▶ **Problem to solve**: Output all the data below verbatim.

▶ **Record set**:
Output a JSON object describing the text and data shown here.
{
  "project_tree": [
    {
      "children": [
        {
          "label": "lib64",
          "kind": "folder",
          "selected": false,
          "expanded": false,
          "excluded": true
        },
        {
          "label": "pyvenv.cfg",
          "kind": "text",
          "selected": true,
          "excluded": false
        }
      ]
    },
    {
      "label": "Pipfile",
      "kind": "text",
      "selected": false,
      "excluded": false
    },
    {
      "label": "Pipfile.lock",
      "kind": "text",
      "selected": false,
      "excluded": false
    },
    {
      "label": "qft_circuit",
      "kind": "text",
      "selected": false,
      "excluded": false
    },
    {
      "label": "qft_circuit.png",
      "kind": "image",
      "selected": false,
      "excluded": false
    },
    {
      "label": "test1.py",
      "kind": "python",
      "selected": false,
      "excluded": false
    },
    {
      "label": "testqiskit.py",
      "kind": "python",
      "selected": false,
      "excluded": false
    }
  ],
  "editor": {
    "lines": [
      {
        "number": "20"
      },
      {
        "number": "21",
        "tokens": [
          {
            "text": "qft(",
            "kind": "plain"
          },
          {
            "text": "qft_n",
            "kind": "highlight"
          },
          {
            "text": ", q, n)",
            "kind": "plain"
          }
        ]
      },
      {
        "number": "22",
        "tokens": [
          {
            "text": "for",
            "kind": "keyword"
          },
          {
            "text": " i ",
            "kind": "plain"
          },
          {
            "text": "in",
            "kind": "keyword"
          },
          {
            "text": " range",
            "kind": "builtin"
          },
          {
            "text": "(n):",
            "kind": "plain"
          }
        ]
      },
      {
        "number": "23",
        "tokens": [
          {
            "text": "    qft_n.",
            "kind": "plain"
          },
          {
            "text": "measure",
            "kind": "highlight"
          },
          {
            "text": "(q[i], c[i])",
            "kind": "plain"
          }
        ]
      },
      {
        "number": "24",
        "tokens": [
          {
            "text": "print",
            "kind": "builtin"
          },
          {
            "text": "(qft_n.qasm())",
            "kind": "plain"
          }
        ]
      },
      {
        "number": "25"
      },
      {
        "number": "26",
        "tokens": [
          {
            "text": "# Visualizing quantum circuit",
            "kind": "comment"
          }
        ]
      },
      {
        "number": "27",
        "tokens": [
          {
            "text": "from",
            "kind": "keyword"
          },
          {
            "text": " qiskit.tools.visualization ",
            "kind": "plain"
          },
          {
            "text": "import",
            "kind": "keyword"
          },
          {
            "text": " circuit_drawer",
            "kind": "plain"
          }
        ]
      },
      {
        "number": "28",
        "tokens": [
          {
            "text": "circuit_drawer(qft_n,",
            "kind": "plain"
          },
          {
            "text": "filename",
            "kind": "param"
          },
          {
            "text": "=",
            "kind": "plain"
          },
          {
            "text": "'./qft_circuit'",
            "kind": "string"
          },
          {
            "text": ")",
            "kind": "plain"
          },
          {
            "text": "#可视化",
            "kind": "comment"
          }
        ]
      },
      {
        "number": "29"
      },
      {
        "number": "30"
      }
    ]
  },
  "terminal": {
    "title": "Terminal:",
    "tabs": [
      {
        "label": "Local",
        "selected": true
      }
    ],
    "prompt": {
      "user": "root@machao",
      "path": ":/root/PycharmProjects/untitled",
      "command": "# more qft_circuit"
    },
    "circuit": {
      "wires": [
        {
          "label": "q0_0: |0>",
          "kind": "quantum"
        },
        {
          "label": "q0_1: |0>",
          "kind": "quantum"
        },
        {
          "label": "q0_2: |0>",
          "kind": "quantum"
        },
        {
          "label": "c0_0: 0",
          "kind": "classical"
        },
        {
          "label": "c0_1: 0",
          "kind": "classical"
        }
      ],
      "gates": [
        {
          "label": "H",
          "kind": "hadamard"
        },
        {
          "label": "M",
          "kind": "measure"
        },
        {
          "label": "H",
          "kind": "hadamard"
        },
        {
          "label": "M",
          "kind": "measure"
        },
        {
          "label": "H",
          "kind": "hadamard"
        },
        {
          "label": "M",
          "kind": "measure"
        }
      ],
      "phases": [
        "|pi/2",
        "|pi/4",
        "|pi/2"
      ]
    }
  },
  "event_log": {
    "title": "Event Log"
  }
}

▶ **Answer section**:
Output a JSON object describing the text and data shown here.
{
  "project_tree": [
    {
      "children": [
        {
          "label": "lib64",
          "kind": "folder",
          "selected": false,
          "expanded": false,
          "excluded": true
        },
        {
          "label": "pyvenv.cfg",
          "kind": "text",
          "selected": true,
          "excluded": false
        }
      ]
    },
    {
      "label": "Pipfile",
      "kind": "text",
      "selected": false,
      "excluded": false
    },
    {
      "label": "Pipfile.lock",
      "kind": "text",
      "selected": false,
      "excluded": false
    },
    {
      "label": "qft_circuit",
      "kind": "text",
      "selected": false,
      "excluded": false
    },
    {
      "label": "qft_circuit.png",
      "kind": "image",
      "selected": false,
      "excluded": false
    },
    {
      "label": "test1.py",
      "kind": "python",
      "selected": false,
      "excluded": false
    },
    {
      "label": "testqiskit.py",
      "kind": "python",
      "selected": false,
      "excluded": false
    }
  ],
  "editor": {
    "lines": [
      {
        "number": "20"
      },
      {
        "number": "21",
        "tokens": [
          {
            "text": "qft(",
            "kind": "plain"
          },
          {
            "text": "qft_n",
            "kind": "highlight"
          },
          {
            "text": ", q, n)",
            "kind": "plain"
          }
        ]
      },
      {
        "number": "22",
        "tokens": [
          {
            "text": "for",
            "kind": "keyword"
          },
          {
            "text": " i ",
            "kind": "plain"
          },
          {
            "text": "in",
            "kind": "keyword"
          },
          {
            "text": " range",
            "kind": "builtin"
          },
          {
            "text": "(n):",
            "kind": "plain"
          }
        ]
      },
      {
        "number": "23",
        "tokens": [
          {
            "text": "    qft_n.",
            "kind": "plain"
          },
          {
            "text": "measure",
            "kind": "highlight"
          },
          {
            "text": "(q[i], c[i])",
            "kind": "plain"
          }
        ]
      },
      {
        "number": "24",
        "tokens": [
          {
            "text": "print",
            "kind": "builtin"
          },
          {
            "text": "(qft_n.qasm())",
            "kind": "plain"
          }
        ]
      },
      {
        "number": "25"
      },
      {
        "number": "26",
        "tokens": [
          {
            "text": "# Visualizing quantum circuit",
            "kind": "comment"
          }
        ]
      },
      {
        "number": "27",
        "tokens": [
          {
            "text": "from",
            "kind": "keyword"
          },
          {
            "text": " qiskit.tools.visualization ",
            "kind": "plain"
          },
          {
            "text": "import",
            "kind": "keyword"
          },
          {
            "text": " circuit_drawer",
            "kind": "plain"
          }
        ]
      },
      {
        "number": "28",
        "tokens": [
          {
            "text": "circuit_drawer(qft_n,",
            "kind": "plain"
          },
          {
            "text": "filename",
            "kind": "param"
          },
          {
            "text": "=",
            "kind": "plain"
          },
          {
            "text": "'./qft_circuit'",
            "kind": "string"
          },
          {
            "text": ")",
            "kind": "plain"
          },
          {
            "text": "#可视化",
            "kind": "comment"
          }
        ]
      },
      {
        "number": "29"
      },
      {
        "number": "30"
      }
    ]
  },
  "terminal": {
    "title": "Terminal:",
    "tabs": [
      {
        "label": "Local",
        "selected": true
      }
    ],
    "prompt": {
      "user": "root@machao",
      "path": ":/root/PycharmProjects/untitled",
      "command": "# more qft_circuit"
    },
    "circuit": {
      "wires": [
        {
          "label": "q0_0: |0>",
          "kind": "quantum"
        },
        {
          "label": "q0_1: |0>",
          "kind": "quantum"
        },
        {
          "label": "q0_2: |0>",
          "kind": "quantum"
        },
        {
          "label": "c0_0: 0",
          "kind": "classical"
        },
        {
          "label": "c0_1: 0",
          "kind": "classical"
        }
      ],
      "gates": [
        {
          "label": "H",
          "kind": "hadamard"
        },
        {
          "label": "M",
          "kind": "measure"
        },
        {
          "label": "H",
          "kind": "hadamard"
        },
        {
          "label": "M",
          "kind": "measure"
        },
        {
          "label": "H",
          "kind": "hadamard"
        },
        {
          "label": "M",
          "kind": "measure"
        }
      ],
      "phases": [
        "|pi/2",
        "|pi/4",
        "|pi/2"
      ]
    }
  },
  "event_log": {
    "title": "Event Log"
  }
}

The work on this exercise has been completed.